===== Given records

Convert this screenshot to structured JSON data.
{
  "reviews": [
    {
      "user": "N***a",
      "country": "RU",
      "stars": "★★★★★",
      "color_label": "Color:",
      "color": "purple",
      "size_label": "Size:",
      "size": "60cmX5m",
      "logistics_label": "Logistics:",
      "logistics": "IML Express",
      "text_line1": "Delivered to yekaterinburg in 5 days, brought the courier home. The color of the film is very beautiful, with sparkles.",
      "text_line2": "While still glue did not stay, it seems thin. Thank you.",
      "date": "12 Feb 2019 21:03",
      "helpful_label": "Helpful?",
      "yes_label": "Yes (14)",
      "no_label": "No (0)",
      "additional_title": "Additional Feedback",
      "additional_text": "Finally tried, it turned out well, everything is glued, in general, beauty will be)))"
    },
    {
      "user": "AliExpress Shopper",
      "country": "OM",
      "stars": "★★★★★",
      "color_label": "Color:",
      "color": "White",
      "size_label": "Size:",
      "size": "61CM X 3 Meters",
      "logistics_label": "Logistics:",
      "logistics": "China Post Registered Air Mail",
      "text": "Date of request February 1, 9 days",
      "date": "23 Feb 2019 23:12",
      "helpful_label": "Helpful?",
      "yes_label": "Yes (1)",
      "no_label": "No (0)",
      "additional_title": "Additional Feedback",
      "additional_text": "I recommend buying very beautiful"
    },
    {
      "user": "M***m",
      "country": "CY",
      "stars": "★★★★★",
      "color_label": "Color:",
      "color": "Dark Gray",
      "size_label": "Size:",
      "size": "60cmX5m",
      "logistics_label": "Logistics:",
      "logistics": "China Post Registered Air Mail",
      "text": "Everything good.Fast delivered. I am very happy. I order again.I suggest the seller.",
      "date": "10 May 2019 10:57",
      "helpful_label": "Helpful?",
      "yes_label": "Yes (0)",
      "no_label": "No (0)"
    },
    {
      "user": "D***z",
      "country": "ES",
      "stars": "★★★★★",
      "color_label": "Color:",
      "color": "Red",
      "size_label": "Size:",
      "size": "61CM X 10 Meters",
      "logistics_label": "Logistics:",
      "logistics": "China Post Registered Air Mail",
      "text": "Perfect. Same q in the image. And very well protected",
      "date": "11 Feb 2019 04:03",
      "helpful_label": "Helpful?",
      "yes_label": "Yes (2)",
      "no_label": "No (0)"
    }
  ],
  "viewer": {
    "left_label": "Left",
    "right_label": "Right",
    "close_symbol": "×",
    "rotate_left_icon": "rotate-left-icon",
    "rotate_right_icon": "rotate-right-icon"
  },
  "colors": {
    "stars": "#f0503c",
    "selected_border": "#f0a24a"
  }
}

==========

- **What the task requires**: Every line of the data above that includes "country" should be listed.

- **Task solution**:
      "country": "RU",
      "country": "OM",
      "country": "CY",
      "country": "ES",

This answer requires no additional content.